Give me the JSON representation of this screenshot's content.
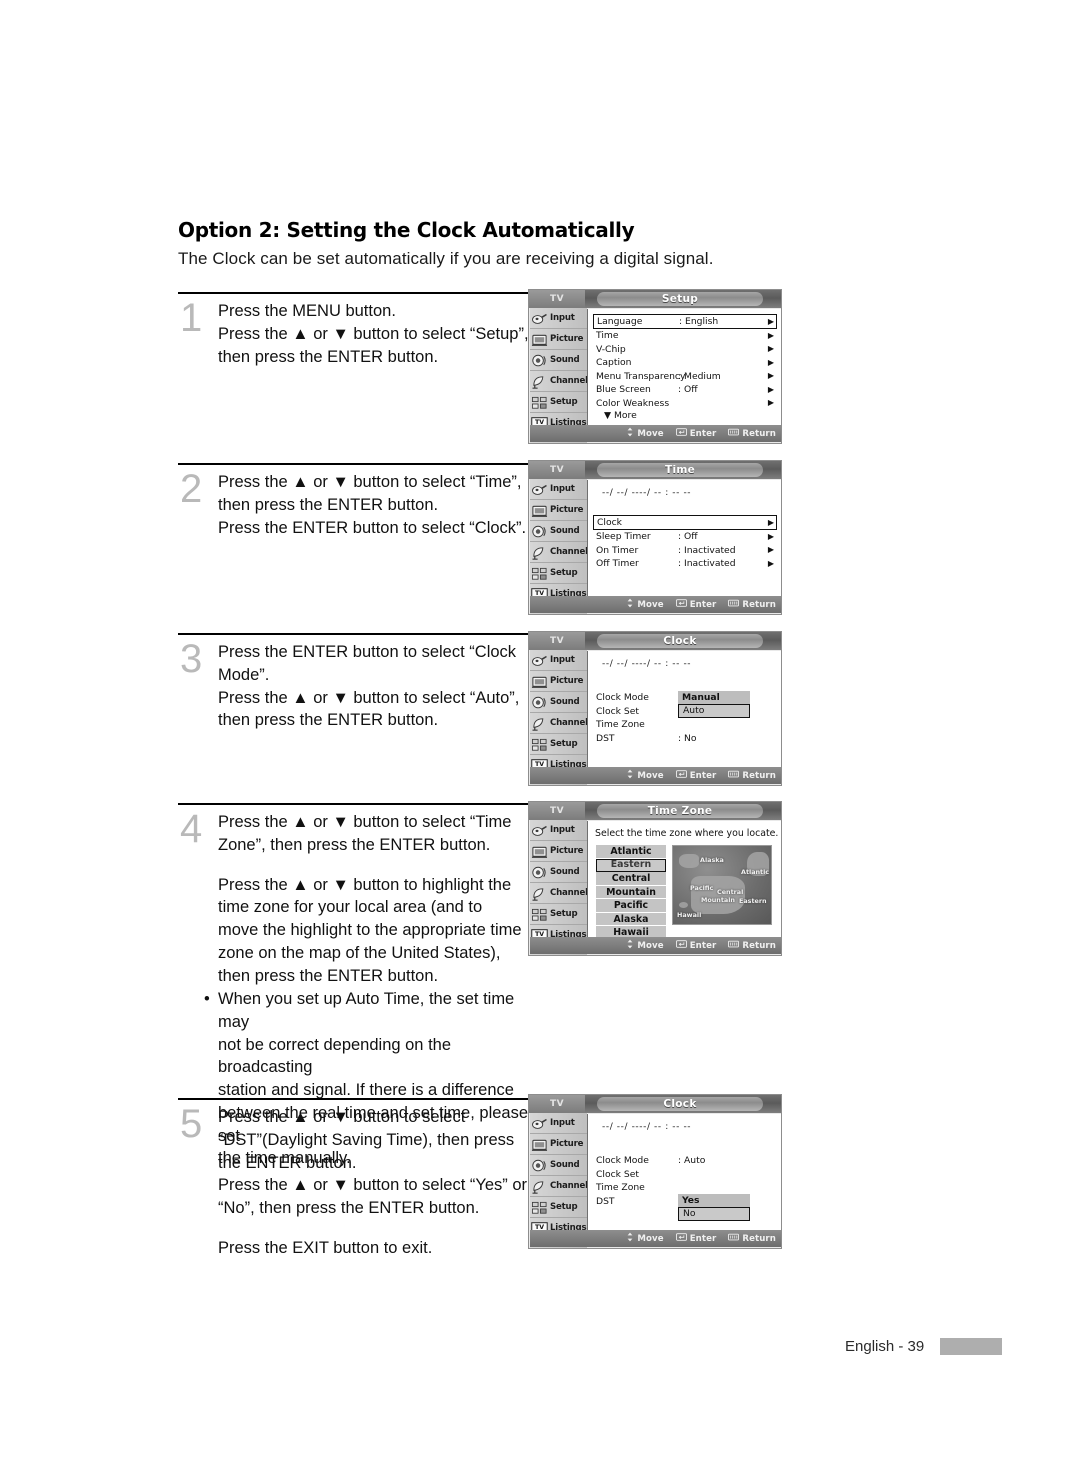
{
  "heading": "Option 2: Setting the Clock Automatically",
  "subheading": "The Clock can be set automatically if you are receiving a digital signal.",
  "steps": [
    {
      "num": "1",
      "lines": [
        "Press the MENU button.",
        "Press the ▲ or ▼ button to select “Setup”,",
        "then press the ENTER button."
      ]
    },
    {
      "num": "2",
      "lines": [
        "Press the ▲ or ▼ button to select “Time”,",
        "then press the ENTER button.",
        "Press the ENTER button to select “Clock”."
      ]
    },
    {
      "num": "3",
      "lines": [
        "Press the ENTER button to select “Clock",
        "Mode”.",
        "Press the ▲ or ▼ button to select “Auto”,",
        "then press the ENTER button."
      ]
    },
    {
      "num": "4",
      "lines_a": [
        "Press the ▲ or ▼ button to select “Time",
        "Zone”, then press the ENTER button."
      ],
      "lines_b": [
        "Press the ▲ or ▼ button to highlight the",
        "time zone for your local area (and to",
        "move the highlight to the appropriate time",
        "zone on the map of the United States),",
        "then press the ENTER button."
      ]
    },
    {
      "num": "5",
      "lines_a": [
        "Press the ▲ or ▼ button to select",
        "“DST”(Daylight Saving Time), then press",
        "the ENTER button.",
        "Press the ▲ or ▼ button to select “Yes” or",
        "“No”, then press the ENTER button."
      ],
      "lines_b": [
        "Press the EXIT button to exit."
      ]
    }
  ],
  "bullet": {
    "marker": "•",
    "lines": [
      "When you set up Auto Time, the set time may",
      "not be correct depending on the broadcasting",
      "station and signal. If there is a difference",
      "between the real time and set time, please set",
      "the time manually."
    ]
  },
  "osd_common": {
    "tv_label": "TV",
    "sidebar": [
      {
        "label": "Input",
        "icon": "input-jack-icon"
      },
      {
        "label": "Picture",
        "icon": "tv-screen-icon"
      },
      {
        "label": "Sound",
        "icon": "speaker-icon"
      },
      {
        "label": "Channel",
        "icon": "satellite-dish-icon"
      },
      {
        "label": "Setup",
        "icon": "setup-boxes-icon"
      },
      {
        "label": "Listings",
        "icon": "tv-guide-icon"
      }
    ],
    "bottombar": [
      {
        "label": "Move",
        "icon": "updown-arrow-icon"
      },
      {
        "label": "Enter",
        "icon": "enter-key-icon"
      },
      {
        "label": "Return",
        "icon": "return-key-icon"
      }
    ],
    "timestring": "--/ --/ ----/ -- : -- --",
    "arrow": "▶",
    "colors": {
      "osd_bg": "#e9e9e9",
      "osd_content": "#ffffff",
      "titlebar": "#5b5b5b",
      "sidebar": "#c8c8c8",
      "highlight_box": "#c9c9c9",
      "footer_bar": "#aeaeae"
    }
  },
  "osd_setup": {
    "title": "Setup",
    "rows": [
      {
        "name": "Language",
        "value": ": English",
        "arrow": true,
        "boxed": true
      },
      {
        "name": "Time",
        "value": "",
        "arrow": true,
        "boxed": false
      },
      {
        "name": "V-Chip",
        "value": "",
        "arrow": true,
        "boxed": false
      },
      {
        "name": "Caption",
        "value": "",
        "arrow": true,
        "boxed": false
      },
      {
        "name": "Menu Transparency",
        "value": ": Medium",
        "arrow": true,
        "boxed": false
      },
      {
        "name": "Blue Screen",
        "value": ": Off",
        "arrow": true,
        "boxed": false
      },
      {
        "name": "Color Weakness",
        "value": "",
        "arrow": true,
        "boxed": false
      }
    ],
    "more": "▼ More"
  },
  "osd_time": {
    "title": "Time",
    "rows": [
      {
        "name": "Clock",
        "value": "",
        "arrow": true,
        "boxed": true
      },
      {
        "name": "Sleep Timer",
        "value": ": Off",
        "arrow": true,
        "boxed": false
      },
      {
        "name": "On Timer",
        "value": ": Inactivated",
        "arrow": true,
        "boxed": false
      },
      {
        "name": "Off Timer",
        "value": ": Inactivated",
        "arrow": true,
        "boxed": false
      }
    ]
  },
  "osd_clock_mode": {
    "title": "Clock",
    "rows": [
      {
        "name": "Clock Mode",
        "value": "",
        "arrow": false,
        "boxed": false
      },
      {
        "name": "Clock Set",
        "value": "",
        "arrow": false,
        "boxed": false
      },
      {
        "name": "Time Zone",
        "value": "",
        "arrow": false,
        "boxed": false
      },
      {
        "name": "DST",
        "value": ": No",
        "arrow": false,
        "boxed": false
      }
    ],
    "selector": {
      "options": [
        "Manual",
        "Auto"
      ],
      "selected": "Auto"
    }
  },
  "osd_timezone": {
    "title": "Time Zone",
    "instruction": "Select the time zone where you locate.",
    "zones": [
      "Atlantic",
      "Eastern",
      "Central",
      "Mountain",
      "Pacific",
      "Alaska",
      "Hawaii"
    ],
    "selected": "Eastern",
    "map_labels": [
      "Alaska",
      "Atlantic",
      "Pacific",
      "Central",
      "Mountain",
      "Eastern",
      "Hawaii"
    ]
  },
  "osd_clock_dst": {
    "title": "Clock",
    "rows": [
      {
        "name": "Clock Mode",
        "value": ": Auto",
        "arrow": false,
        "boxed": false
      },
      {
        "name": "Clock Set",
        "value": "",
        "arrow": false,
        "boxed": false
      },
      {
        "name": "Time Zone",
        "value": "",
        "arrow": false,
        "boxed": false
      },
      {
        "name": "DST",
        "value": "",
        "arrow": false,
        "boxed": false
      }
    ],
    "selector": {
      "options": [
        "Yes",
        "No"
      ],
      "selected": "No"
    }
  },
  "footer": {
    "page_label": "English - 39"
  }
}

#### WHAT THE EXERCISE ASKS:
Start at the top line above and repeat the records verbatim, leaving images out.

#### ANSWER TO THIS EXERCISE:
Give me the JSON representation of this screenshot's content.
{
  "heading": "Option 2: Setting the Clock Automatically",
  "subheading": "The Clock can be set automatically if you are receiving a digital signal.",
  "steps": [
    {
      "num": "1",
      "lines": [
        "Press the MENU button.",
        "Press the ▲ or ▼ button to select “Setup”,",
        "then press the ENTER button."
      ]
    },
    {
      "num": "2",
      "lines": [
        "Press the ▲ or ▼ button to select “Time”,",
        "then press the ENTER button.",
        "Press the ENTER button to select “Clock”."
      ]
    },
    {
      "num": "3",
      "lines": [
        "Press the ENTER button to select “Clock",
        "Mode”.",
        "Press the ▲ or ▼ button to select “Auto”,",
        "then press the ENTER button."
      ]
    },
    {
      "num": "4",
      "lines_a": [
        "Press the ▲ or ▼ button to select “Time",
        "Zone”, then press the ENTER button."
      ],
      "lines_b": [
        "Press the ▲ or ▼ button to highlight the",
        "time zone for your local area (and to",
        "move the highlight to the appropriate time",
        "zone on the map of the United States),",
        "then press the ENTER button."
      ]
    },
    {
      "num": "5",
      "lines_a": [
        "Press the ▲ or ▼ button to select",
        "“DST”(Daylight Saving Time), then press",
        "the ENTER button.",
        "Press the ▲ or ▼ button to select “Yes” or",
        "“No”, then press the ENTER button."
      ],
      "lines_b": [
        "Press the EXIT button to exit."
      ]
    }
  ],
  "bullet": {
    "marker": "•",
    "lines": [
      "When you set up Auto Time, the set time may",
      "not be correct depending on the broadcasting",
      "station and signal. If there is a difference",
      "between the real time and set time, please set",
      "the time manually."
    ]
  },
  "osd_common": {
    "tv_label": "TV",
    "sidebar": [
      {
        "label": "Input",
        "icon": "input-jack-icon"
      },
      {
        "label": "Picture",
        "icon": "tv-screen-icon"
      },
      {
        "label": "Sound",
        "icon": "speaker-icon"
      },
      {
        "label": "Channel",
        "icon": "satellite-dish-icon"
      },
      {
        "label": "Setup",
        "icon": "setup-boxes-icon"
      },
      {
        "label": "Listings",
        "icon": "tv-guide-icon"
      }
    ],
    "bottombar": [
      {
        "label": "Move",
        "icon": "updown-arrow-icon"
      },
      {
        "label": "Enter",
        "icon": "enter-key-icon"
      },
      {
        "label": "Return",
        "icon": "return-key-icon"
      }
    ],
    "timestring": "--/ --/ ----/ -- : -- --",
    "arrow": "▶",
    "colors": {
      "osd_bg": "#e9e9e9",
      "osd_content": "#ffffff",
      "titlebar": "#5b5b5b",
      "sidebar": "#c8c8c8",
      "highlight_box": "#c9c9c9",
      "footer_bar": "#aeaeae"
    }
  },
  "osd_setup": {
    "title": "Setup",
    "rows": [
      {
        "name": "Language",
        "value": ": English",
        "arrow": true,
        "boxed": true
      },
      {
        "name": "Time",
        "value": "",
        "arrow": true,
        "boxed": false
      },
      {
        "name": "V-Chip",
        "value": "",
        "arrow": true,
        "boxed": false
      },
      {
        "name": "Caption",
        "value": "",
        "arrow": true,
        "boxed": false
      },
      {
        "name": "Menu Transparency",
        "value": ": Medium",
        "arrow": true,
        "boxed": false
      },
      {
        "name": "Blue Screen",
        "value": ": Off",
        "arrow": true,
        "boxed": false
      },
      {
        "name": "Color Weakness",
        "value": "",
        "arrow": true,
        "boxed": false
      }
    ],
    "more": "▼ More"
  },
  "osd_time": {
    "title": "Time",
    "rows": [
      {
        "name": "Clock",
        "value": "",
        "arrow": true,
        "boxed": true
      },
      {
        "name": "Sleep Timer",
        "value": ": Off",
        "arrow": true,
        "boxed": false
      },
      {
        "name": "On Timer",
        "value": ": Inactivated",
        "arrow": true,
        "boxed": false
      },
      {
        "name": "Off Timer",
        "value": ": Inactivated",
        "arrow": true,
        "boxed": false
      }
    ]
  },
  "osd_clock_mode": {
    "title": "Clock",
    "rows": [
      {
        "name": "Clock Mode",
        "value": "",
        "arrow": false,
        "boxed": false
      },
      {
        "name": "Clock Set",
        "value": "",
        "arrow": false,
        "boxed": false
      },
      {
        "name": "Time Zone",
        "value": "",
        "arrow": false,
        "boxed": false
      },
      {
        "name": "DST",
        "value": ": No",
        "arrow": false,
        "boxed": false
      }
    ],
    "selector": {
      "options": [
        "Manual",
        "Auto"
      ],
      "selected": "Auto"
    }
  },
  "osd_timezone": {
    "title": "Time Zone",
    "instruction": "Select the time zone where you locate.",
    "zones": [
      "Atlantic",
      "Eastern",
      "Central",
      "Mountain",
      "Pacific",
      "Alaska",
      "Hawaii"
    ],
    "selected": "Eastern",
    "map_labels": [
      "Alaska",
      "Atlantic",
      "Pacific",
      "Central",
      "Mountain",
      "Eastern",
      "Hawaii"
    ]
  },
  "osd_clock_dst": {
    "title": "Clock",
    "rows": [
      {
        "name": "Clock Mode",
        "value": ": Auto",
        "arrow": false,
        "boxed": false
      },
      {
        "name": "Clock Set",
        "value": "",
        "arrow": false,
        "boxed": false
      },
      {
        "name": "Time Zone",
        "value": "",
        "arrow": false,
        "boxed": false
      },
      {
        "name": "DST",
        "value": "",
        "arrow": false,
        "boxed": false
      }
    ],
    "selector": {
      "options": [
        "Yes",
        "No"
      ],
      "selected": "No"
    }
  },
  "footer": {
    "page_label": "English - 39"
  }
}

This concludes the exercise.